From the records, return each line that has the word "true" in it.

+++ DATA RECORDS

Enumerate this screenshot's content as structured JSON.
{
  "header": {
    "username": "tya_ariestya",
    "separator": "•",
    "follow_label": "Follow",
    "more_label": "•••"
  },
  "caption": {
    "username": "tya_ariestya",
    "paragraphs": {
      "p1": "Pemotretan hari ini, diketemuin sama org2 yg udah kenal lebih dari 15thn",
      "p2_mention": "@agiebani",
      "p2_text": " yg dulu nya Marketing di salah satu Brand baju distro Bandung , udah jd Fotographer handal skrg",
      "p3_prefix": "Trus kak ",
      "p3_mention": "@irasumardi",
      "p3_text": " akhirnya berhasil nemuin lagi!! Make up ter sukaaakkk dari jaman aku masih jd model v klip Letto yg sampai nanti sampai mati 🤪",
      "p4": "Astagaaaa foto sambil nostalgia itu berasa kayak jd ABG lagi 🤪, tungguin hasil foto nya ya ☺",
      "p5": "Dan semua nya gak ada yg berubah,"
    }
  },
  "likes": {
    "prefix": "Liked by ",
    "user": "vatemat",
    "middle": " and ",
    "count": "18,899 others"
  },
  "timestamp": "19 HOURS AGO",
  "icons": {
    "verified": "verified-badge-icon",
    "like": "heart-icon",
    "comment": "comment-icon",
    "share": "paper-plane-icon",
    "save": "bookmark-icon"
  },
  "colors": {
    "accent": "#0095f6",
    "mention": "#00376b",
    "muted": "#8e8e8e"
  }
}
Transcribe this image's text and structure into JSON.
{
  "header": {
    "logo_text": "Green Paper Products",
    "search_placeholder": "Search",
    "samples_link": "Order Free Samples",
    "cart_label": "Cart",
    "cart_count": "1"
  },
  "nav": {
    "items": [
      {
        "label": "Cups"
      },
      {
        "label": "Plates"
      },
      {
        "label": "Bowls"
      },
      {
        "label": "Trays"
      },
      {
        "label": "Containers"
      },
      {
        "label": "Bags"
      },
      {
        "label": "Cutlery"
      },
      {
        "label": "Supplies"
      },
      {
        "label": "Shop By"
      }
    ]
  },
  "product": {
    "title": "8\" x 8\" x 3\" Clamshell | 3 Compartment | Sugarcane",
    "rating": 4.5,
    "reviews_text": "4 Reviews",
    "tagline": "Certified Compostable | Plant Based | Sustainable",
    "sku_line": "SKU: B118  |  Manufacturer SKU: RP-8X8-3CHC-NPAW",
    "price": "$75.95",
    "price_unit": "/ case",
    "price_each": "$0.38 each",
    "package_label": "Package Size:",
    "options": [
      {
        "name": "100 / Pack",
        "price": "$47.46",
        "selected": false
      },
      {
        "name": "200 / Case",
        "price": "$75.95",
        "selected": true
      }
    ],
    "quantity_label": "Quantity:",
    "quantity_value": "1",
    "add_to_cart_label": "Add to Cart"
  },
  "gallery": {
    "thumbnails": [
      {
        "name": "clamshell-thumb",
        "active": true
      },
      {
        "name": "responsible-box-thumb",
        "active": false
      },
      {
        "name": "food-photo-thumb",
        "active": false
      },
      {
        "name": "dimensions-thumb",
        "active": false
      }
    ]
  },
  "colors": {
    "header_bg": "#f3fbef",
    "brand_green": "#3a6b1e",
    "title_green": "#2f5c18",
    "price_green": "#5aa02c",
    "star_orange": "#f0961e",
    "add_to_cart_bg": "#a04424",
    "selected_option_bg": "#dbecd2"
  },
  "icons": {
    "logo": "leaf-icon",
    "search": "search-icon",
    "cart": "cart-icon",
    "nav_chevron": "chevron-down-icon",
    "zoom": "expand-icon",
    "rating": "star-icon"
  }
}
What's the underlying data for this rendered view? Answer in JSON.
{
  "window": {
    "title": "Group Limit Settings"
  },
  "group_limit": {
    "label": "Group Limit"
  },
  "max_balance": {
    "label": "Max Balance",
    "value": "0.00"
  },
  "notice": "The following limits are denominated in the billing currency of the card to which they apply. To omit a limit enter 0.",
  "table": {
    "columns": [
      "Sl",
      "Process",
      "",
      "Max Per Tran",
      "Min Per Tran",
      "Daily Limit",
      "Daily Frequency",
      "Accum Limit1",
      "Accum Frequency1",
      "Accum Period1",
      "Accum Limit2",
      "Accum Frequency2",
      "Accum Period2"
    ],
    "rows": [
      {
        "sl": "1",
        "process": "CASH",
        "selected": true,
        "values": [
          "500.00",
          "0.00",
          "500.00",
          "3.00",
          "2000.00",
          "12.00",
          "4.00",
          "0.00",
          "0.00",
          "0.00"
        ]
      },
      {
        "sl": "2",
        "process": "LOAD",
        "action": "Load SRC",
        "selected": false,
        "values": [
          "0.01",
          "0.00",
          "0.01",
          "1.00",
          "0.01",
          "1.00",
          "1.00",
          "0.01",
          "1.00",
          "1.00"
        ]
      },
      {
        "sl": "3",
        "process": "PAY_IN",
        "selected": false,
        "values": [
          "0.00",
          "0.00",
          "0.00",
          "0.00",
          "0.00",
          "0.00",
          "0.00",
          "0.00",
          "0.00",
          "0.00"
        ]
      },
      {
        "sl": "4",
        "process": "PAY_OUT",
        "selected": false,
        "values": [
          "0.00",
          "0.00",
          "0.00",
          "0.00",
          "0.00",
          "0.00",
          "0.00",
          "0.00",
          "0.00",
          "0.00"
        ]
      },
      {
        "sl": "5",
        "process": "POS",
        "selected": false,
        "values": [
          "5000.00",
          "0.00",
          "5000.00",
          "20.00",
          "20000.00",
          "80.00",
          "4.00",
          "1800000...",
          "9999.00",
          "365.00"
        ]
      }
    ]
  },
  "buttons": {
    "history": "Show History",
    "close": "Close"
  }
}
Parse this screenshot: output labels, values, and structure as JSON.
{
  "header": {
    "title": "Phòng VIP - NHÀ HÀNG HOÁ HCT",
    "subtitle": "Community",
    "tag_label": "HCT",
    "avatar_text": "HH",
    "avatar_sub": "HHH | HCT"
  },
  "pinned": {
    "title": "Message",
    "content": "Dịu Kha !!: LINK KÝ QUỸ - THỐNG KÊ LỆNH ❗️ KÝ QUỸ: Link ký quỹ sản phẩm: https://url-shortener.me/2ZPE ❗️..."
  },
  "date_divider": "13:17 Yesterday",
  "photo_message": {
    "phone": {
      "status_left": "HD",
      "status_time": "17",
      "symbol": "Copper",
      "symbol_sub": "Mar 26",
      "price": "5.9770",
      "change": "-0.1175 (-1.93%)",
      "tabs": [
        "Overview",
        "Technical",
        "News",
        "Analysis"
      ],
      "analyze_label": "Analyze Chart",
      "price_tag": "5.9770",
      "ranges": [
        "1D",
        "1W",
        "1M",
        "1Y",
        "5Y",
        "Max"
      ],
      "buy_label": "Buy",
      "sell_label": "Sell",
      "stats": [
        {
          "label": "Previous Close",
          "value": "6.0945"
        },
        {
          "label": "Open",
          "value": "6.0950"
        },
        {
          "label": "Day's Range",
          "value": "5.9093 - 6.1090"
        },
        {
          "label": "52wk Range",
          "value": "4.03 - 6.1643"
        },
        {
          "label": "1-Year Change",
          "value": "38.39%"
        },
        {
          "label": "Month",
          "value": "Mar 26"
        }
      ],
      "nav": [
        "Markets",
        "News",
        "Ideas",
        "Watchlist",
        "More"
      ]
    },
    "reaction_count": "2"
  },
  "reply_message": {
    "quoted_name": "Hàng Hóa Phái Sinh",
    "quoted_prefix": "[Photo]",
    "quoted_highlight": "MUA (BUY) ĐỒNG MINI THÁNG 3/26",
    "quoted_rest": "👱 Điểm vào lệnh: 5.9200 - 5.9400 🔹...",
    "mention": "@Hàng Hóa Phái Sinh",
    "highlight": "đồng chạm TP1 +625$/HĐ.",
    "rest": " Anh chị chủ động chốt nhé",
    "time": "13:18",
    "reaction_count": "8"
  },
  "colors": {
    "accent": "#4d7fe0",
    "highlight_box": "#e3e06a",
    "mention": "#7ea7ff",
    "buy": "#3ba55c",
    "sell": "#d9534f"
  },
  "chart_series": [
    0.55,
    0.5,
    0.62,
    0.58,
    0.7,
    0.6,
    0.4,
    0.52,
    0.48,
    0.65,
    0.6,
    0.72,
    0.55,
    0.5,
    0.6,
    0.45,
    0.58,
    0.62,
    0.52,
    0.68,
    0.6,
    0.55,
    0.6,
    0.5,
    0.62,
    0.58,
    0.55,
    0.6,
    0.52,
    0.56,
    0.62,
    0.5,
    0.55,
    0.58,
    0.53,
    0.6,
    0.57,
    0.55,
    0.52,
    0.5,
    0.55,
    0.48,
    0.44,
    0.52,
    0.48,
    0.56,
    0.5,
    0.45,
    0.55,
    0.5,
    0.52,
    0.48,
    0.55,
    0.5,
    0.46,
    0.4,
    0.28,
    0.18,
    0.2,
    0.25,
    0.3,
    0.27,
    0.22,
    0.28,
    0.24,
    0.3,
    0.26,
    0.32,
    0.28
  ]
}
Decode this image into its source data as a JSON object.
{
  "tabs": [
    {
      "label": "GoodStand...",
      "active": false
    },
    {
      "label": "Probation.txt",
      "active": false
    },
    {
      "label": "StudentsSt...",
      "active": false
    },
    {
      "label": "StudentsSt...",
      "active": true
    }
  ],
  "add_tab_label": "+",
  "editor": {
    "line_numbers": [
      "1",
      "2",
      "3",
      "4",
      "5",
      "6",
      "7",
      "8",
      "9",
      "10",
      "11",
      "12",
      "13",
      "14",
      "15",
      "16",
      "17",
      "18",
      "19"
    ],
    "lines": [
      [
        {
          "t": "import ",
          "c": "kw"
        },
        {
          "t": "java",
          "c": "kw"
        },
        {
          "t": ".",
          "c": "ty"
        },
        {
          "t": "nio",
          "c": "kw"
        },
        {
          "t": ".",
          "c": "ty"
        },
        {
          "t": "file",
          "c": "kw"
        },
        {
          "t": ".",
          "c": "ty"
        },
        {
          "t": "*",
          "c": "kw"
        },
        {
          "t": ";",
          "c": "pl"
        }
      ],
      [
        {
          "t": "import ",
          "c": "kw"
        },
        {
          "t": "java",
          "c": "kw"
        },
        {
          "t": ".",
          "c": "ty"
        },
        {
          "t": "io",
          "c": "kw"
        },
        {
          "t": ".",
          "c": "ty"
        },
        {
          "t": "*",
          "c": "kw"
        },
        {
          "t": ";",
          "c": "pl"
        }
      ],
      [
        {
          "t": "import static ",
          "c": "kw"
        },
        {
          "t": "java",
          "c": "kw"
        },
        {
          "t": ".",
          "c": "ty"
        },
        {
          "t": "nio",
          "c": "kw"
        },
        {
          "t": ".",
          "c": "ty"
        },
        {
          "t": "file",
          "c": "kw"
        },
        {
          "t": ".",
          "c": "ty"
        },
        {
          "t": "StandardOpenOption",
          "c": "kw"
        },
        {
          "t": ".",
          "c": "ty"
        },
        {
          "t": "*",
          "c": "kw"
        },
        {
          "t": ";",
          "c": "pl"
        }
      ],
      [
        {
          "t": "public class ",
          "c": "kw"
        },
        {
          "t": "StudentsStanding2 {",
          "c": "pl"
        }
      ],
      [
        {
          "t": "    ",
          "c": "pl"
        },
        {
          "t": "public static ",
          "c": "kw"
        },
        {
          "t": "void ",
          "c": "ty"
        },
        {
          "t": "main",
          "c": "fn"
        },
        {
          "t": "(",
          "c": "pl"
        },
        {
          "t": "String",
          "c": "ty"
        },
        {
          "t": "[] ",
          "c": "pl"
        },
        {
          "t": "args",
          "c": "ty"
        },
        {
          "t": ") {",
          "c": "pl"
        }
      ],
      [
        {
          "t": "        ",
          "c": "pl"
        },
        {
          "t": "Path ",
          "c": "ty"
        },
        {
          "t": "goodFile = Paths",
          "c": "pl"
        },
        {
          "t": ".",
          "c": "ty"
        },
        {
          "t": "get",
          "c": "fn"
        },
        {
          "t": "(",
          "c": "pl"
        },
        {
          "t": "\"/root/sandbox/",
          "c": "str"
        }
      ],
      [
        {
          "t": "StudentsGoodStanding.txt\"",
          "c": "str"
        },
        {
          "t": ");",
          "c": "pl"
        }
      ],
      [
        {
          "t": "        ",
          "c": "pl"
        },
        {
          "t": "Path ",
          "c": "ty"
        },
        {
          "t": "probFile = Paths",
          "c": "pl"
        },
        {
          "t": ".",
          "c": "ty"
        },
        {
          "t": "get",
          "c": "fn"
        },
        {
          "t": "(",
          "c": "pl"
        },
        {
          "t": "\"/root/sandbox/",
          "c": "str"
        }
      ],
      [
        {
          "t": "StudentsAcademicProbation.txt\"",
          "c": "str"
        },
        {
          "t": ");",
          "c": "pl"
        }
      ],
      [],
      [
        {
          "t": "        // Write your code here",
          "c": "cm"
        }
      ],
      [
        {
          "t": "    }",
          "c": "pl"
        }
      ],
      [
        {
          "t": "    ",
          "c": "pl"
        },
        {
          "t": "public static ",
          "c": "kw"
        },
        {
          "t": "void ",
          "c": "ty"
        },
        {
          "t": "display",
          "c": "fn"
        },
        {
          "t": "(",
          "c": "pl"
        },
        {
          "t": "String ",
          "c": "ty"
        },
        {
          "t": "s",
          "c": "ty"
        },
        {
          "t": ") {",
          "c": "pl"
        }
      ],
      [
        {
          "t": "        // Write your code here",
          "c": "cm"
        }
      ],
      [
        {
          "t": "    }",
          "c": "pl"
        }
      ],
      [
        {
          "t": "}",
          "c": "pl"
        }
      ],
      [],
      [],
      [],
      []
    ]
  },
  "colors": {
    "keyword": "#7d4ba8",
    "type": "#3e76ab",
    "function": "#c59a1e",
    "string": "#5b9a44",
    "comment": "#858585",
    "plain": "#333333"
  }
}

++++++

**RESPONSE**.
        "selected": true
        "active": true
        "selected": true,
      "active": true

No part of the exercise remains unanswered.